CHARLOTTE — The Panthers cross-train defensive backs at multiple positions anyway, and that has already come into play in a couple of games this year.
Now, they have to wait to see if they need to start a game in a different alignment, after safety Jeremy Chinn left Sunday's loss to the Cardinals with a hamstring injury.
Chinn played just six snaps before leaving the game. He was on a stationary bike briefly and walked the sidelines without a helmet throughout the rest of the game.
Panthers head coach Matt Rhule said Monday he didn't have a timeline for Chinn, saying he hadn't gotten an update from the medical personnel.
"He is injured, but how long it is, I don't know," Rhule said.
The Panthers mixed and matched coverages after he left, using both Myles Hartsfield and Sean Chandler there. They don't know at the moment if they'll have to go that route this week, but cornerback Jaycee Horn said the expectation is the same.
"Jeremy's a great player," Horn said Monday. "It'll be different for sure because he communicates real well in the back end, he's a straight tackler, he plays hard. But we're not expecting a huge drop-off, and we're not panicking, because we've got other great players in the room that's going to step up and make plays."
They've had to adjust in games before, as veteran safety Xavier Woods missed a couple of plays late the previous week against the Saints, and Hartsfield was able to cover the end of the game.
Woods said that even if practice squad safeties Juston Burris or Marquise Blair have to fill in, the reality is that fill-ins are always needed.
"It's next man up, whether it be Myles or it be Champ (Chandler), or JB or Blair, whoever it is, it's next man up. We have full faith and full trust in those guys to come in and execute and not lose a step.
"I mean, over the course of years, never will you have all 11 guys that you started with. You'll never have the same guys consistently over 17 games, so it's constantly next man up. That's why the ones and twos have to prepare the same way because the twos will become the ones, whether that's an injury or from a guy not playing as well. It just happens."
Hartsfield, who also plays nickel on a regular basis in addition to backing up at safety, said that having a veteran like Woods helps the rest of the group in such situations.

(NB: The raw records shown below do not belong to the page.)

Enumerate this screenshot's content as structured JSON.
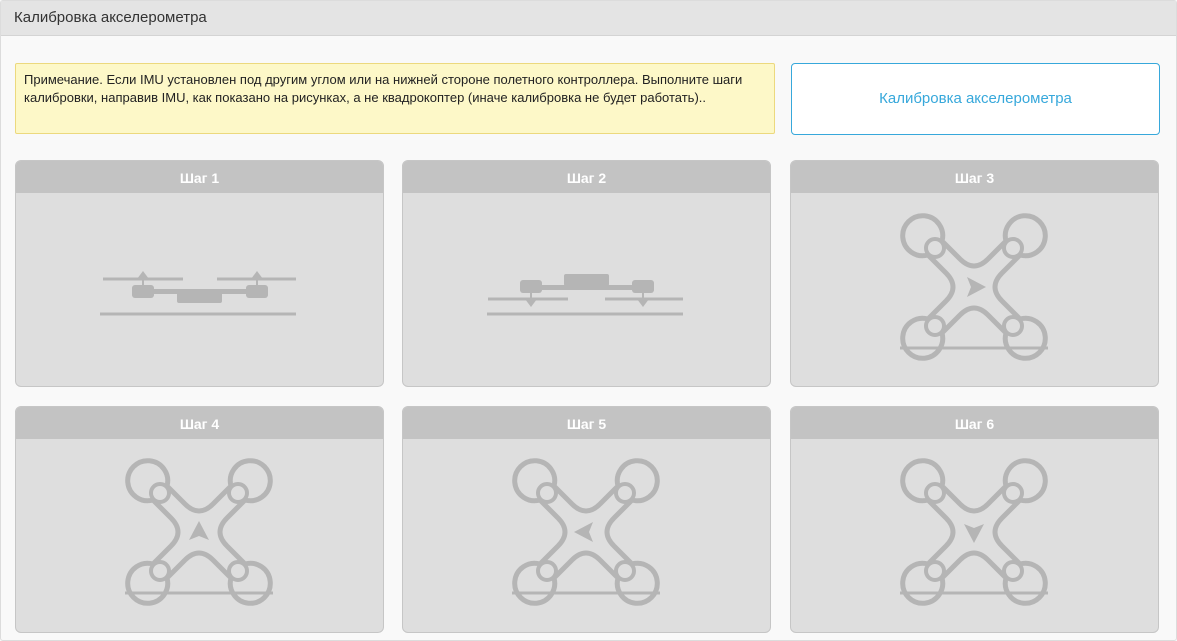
{
  "panel": {
    "title": "Калибровка акселерометра"
  },
  "note": {
    "text": "Примечание. Если IMU установлен под другим углом или на нижней стороне полетного контроллера. Выполните шаги калибровки, направив IMU, как показано на рисунках, а не квадрокоптер (иначе калибровка не будет работать).."
  },
  "calibrate_button": {
    "label": "Калибровка акселерометра"
  },
  "steps": [
    {
      "label": "Шаг 1",
      "icon": "drone-side-props-up-icon"
    },
    {
      "label": "Шаг 2",
      "icon": "drone-side-props-down-icon"
    },
    {
      "label": "Шаг 3",
      "icon": "drone-top-arrow-right-icon"
    },
    {
      "label": "Шаг 4",
      "icon": "drone-top-arrow-up-icon"
    },
    {
      "label": "Шаг 5",
      "icon": "drone-top-arrow-left-icon"
    },
    {
      "label": "Шаг 6",
      "icon": "drone-top-arrow-down-icon"
    }
  ],
  "colors": {
    "accent": "#37a8db",
    "note_bg": "#fdf8c8",
    "card_header": "#c3c3c3",
    "card_body": "#dedede",
    "icon": "#b5b5b5"
  }
}
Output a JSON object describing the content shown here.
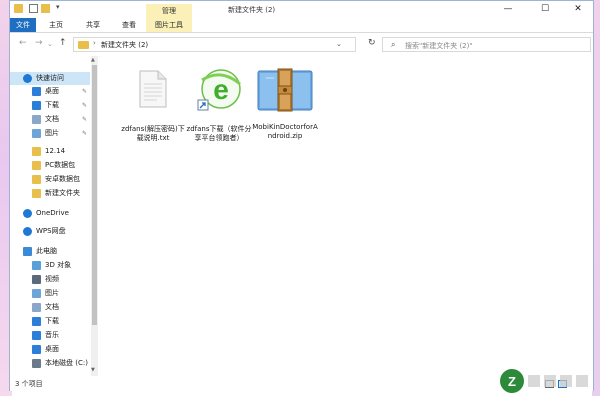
{
  "window": {
    "title": "新建文件夹 (2)"
  },
  "titlebar": {
    "minimize": "—",
    "maximize": "☐",
    "close": "✕",
    "quick_access_arrow": "▾"
  },
  "ribbon": {
    "manage_label": "管理",
    "tabs": [
      "文件",
      "主页",
      "共享",
      "查看",
      "图片工具"
    ]
  },
  "address": {
    "separator": "›",
    "path": "新建文件夹 (2)",
    "search_placeholder": "搜索\"新建文件夹 (2)\""
  },
  "nav_pane": {
    "items": [
      {
        "label": "快速访问",
        "icon": "star-icon",
        "color": "#1e78d4"
      },
      {
        "label": "桌面",
        "icon": "desktop-icon",
        "color": "#2b7fd8",
        "pinned": true
      },
      {
        "label": "下载",
        "icon": "download-icon",
        "color": "#2b7fd8",
        "pinned": true
      },
      {
        "label": "文档",
        "icon": "document-icon",
        "color": "#8aa6c8",
        "pinned": true
      },
      {
        "label": "图片",
        "icon": "picture-icon",
        "color": "#6ea4d8",
        "pinned": true
      },
      {
        "label": "12.14",
        "icon": "folder-icon",
        "color": "#e8bf4a"
      },
      {
        "label": "PC数据包",
        "icon": "folder-icon",
        "color": "#e8bf4a"
      },
      {
        "label": "安卓数据包",
        "icon": "folder-icon",
        "color": "#e8bf4a"
      },
      {
        "label": "新建文件夹",
        "icon": "folder-icon",
        "color": "#e8bf4a"
      },
      {
        "label": "OneDrive",
        "icon": "cloud-icon",
        "color": "#1e78d4"
      },
      {
        "label": "WPS网盘",
        "icon": "cloud-icon",
        "color": "#1e78d4"
      },
      {
        "label": "此电脑",
        "icon": "computer-icon",
        "color": "#3b8ad8"
      },
      {
        "label": "3D 对象",
        "icon": "cube-icon",
        "color": "#5aa0d8"
      },
      {
        "label": "视频",
        "icon": "video-icon",
        "color": "#5a6a7a"
      },
      {
        "label": "图片",
        "icon": "picture-icon",
        "color": "#6ea4d8"
      },
      {
        "label": "文档",
        "icon": "document-icon",
        "color": "#8aa6c8"
      },
      {
        "label": "下载",
        "icon": "download-icon",
        "color": "#2b7fd8"
      },
      {
        "label": "音乐",
        "icon": "music-icon",
        "color": "#2b7fd8"
      },
      {
        "label": "桌面",
        "icon": "desktop-icon",
        "color": "#2b7fd8"
      },
      {
        "label": "本地磁盘 (C:)",
        "icon": "drive-icon",
        "color": "#6a7a8a"
      }
    ]
  },
  "files": [
    {
      "name": "zdfans(解压密码)下载说明.txt",
      "icon": "text-file-icon"
    },
    {
      "name": "zdfans下载（软件分享平台领跑者）",
      "icon": "shortcut-ie-icon"
    },
    {
      "name": "MobiKinDoctorforAndroid.zip",
      "icon": "winrar-archive-icon"
    }
  ],
  "status": {
    "item_count": "3 个项目"
  },
  "watermark": {
    "text": "Z"
  },
  "colors": {
    "accent": "#1e6fc1",
    "selection": "#cde6f7",
    "manage_tab": "#fbf1b8"
  }
}
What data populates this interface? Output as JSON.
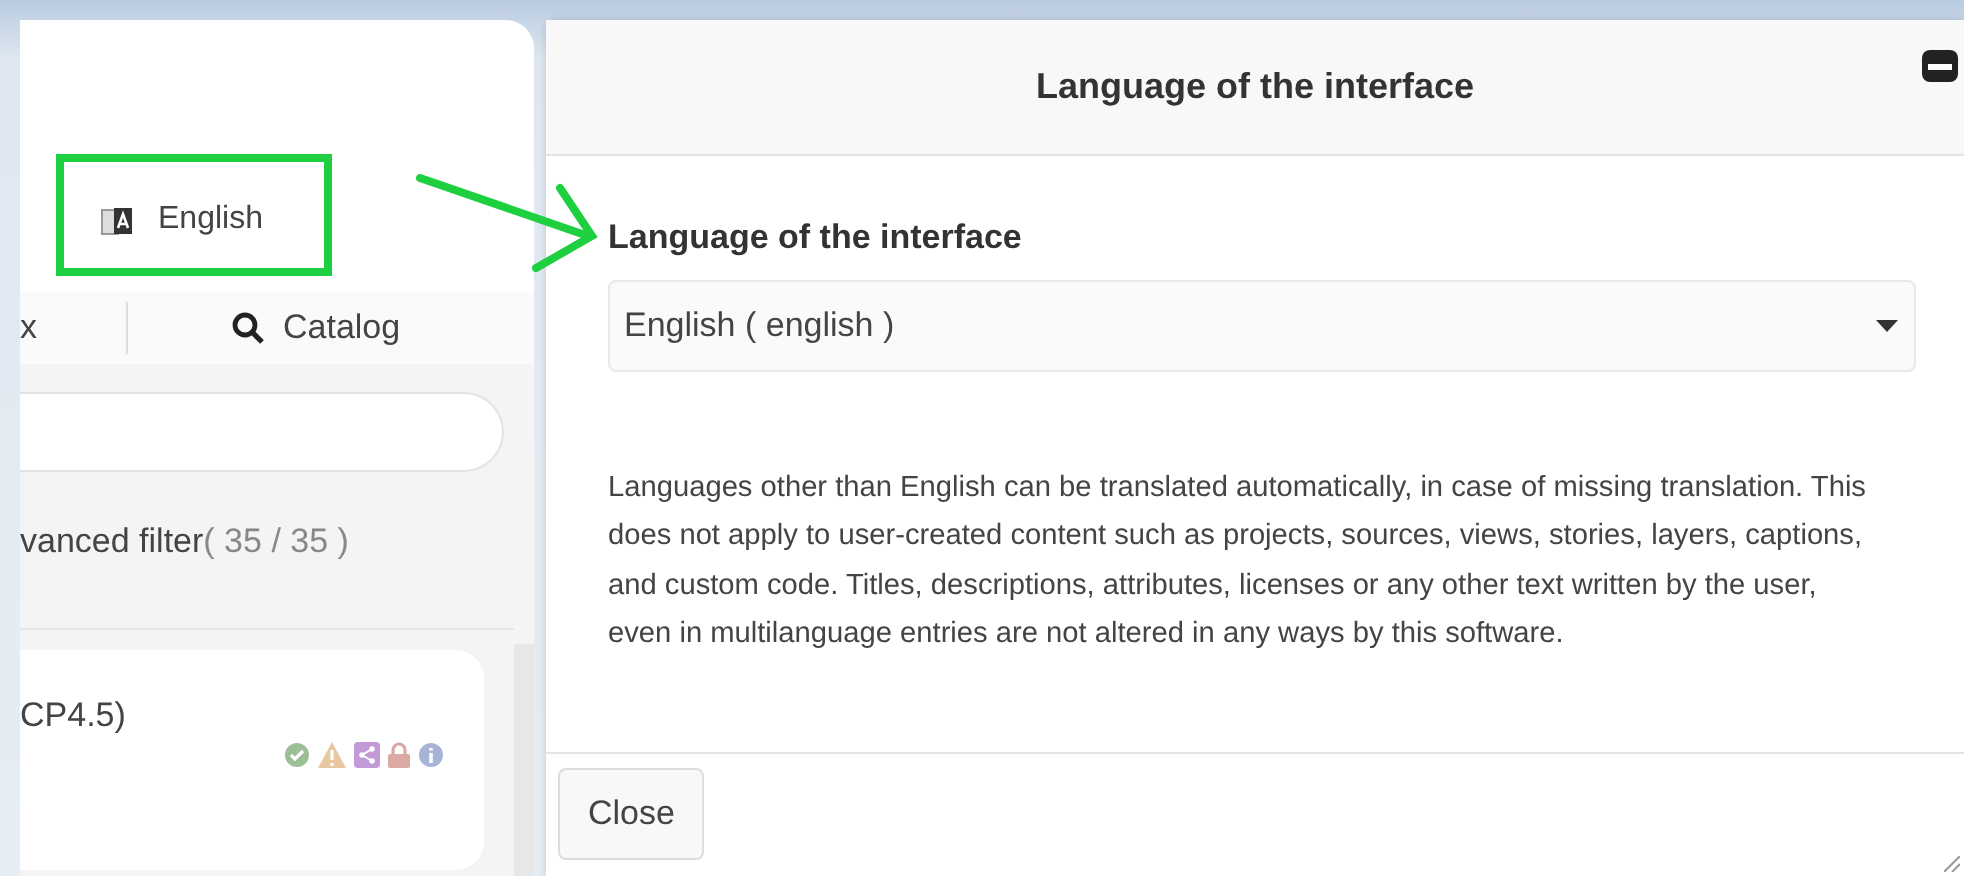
{
  "sidebar": {
    "language_button": "English",
    "tabs": [
      {
        "label": "x",
        "selected": false
      },
      {
        "label": "Catalog",
        "selected": false
      }
    ],
    "filter_label": "vanced filter",
    "filter_count": "( 35 / 35 )",
    "cards": [
      {
        "title": "CP4.5)"
      }
    ]
  },
  "dialog": {
    "title": "Language of the interface",
    "field_label": "Language of the interface",
    "select_value": "English ( english )",
    "description": "Languages other than English can be translated automatically, in case of missing translation. This does not apply to user-created content such as projects, sources, views, stories, layers, captions, and custom code. Titles, descriptions, attributes, licenses or any other text written by the user, even in multilanguage entries are not altered in any ways by this software.",
    "buttons": [
      "Close"
    ]
  }
}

"He's the veteran in the room that we go to with questions, Hartsfield said. "He has the answers before the play even happens. So just having that, someone who has been around and done it, that's special to have in the room."
– Some members of the Panthers' offense offered perspective on mitigating the impacts from multiple batted passes, which hurt Carolina in Sunday's loss to the Cardinals.
Five Baker Mayfield passes were batted by Arizona defenders, bringing the Panthers' quarterback up to 10 total batted balls this season – the most in the NFL.
From backup quarterback PJ Walker's perspective, the problem isn't Mayfield's height (listed at 6-foot-1), and Walker isn't sure if there is a schematic change that could help either. Walker said an adjustment to Mayfield's arm angle could help as he battles the batted passes, and he could also avoid patting the football before passing.
"Defenders are savvy," Walker said. "They read the quarterback the way we read defenders. Some of these guys are told, 'When the quarterbacks pat the ball, put your hands up.' So that's why a lot of these quarterback coaches try to get you to not pat the ball."
Right tackle Taylor Moton said the inquiry into batted balls raised a "good question" he sought to answer with his performance.
"If I see someone jump, (I can) try to get their hands down," Moton said. "Do whatever I can to help in that process, . . ."Just try to snatch them down when I see them jump up, pretty much. There's not much else I can think of. (If defenders) jump, just try to snatch them down."
Moton said he saw plenty of jumping from Arizona's defense, including JJ Watt, who tipped one of Mayfield's passes into Dennis Gardeck's grip for an interception that set up a short Cardinals touchdown drive.
"I just focus on what I can do," Moton said. "Keeping the guys down as much as I can. That's all I can control about it."
— Rhule was asked multiple questions Monday about his own status but said he wasn't going to delve too deeply in terms of his conversations with owner David Tepper or worry about his own future.
"If I make it about me, I'm not really being the kind of coach I want to be and say I am," Rhule said. "It's always about the players; it's always about the team. We're 1-3. With this team, we've been in some close ball games. We had a chance last night; it just wasn't good enough last night.
"As the head coach, I'll always stand up first and put it on my shoulders, but I think at the end of the day, we're just going to keep trying to get better."
— Rhule didn't have much in the way of injury updates since guys were still awaiting test results Monday. But he said that when wide receiver Laviska Shenault Jr. left the game with a hamstring injury, it was actually the other leg from the hamstring issue he had in practice last week.
That complicated the offensive game-planning a bit as well, since they had ideas in mind for him after his 67-yard touchdown catch-and-run the week before. He took a snap out of a wildcat set Sunday as they tried to implement some new looks.
View the best photos from pregame, in-game, halftime and after Sunday's game against Arizona.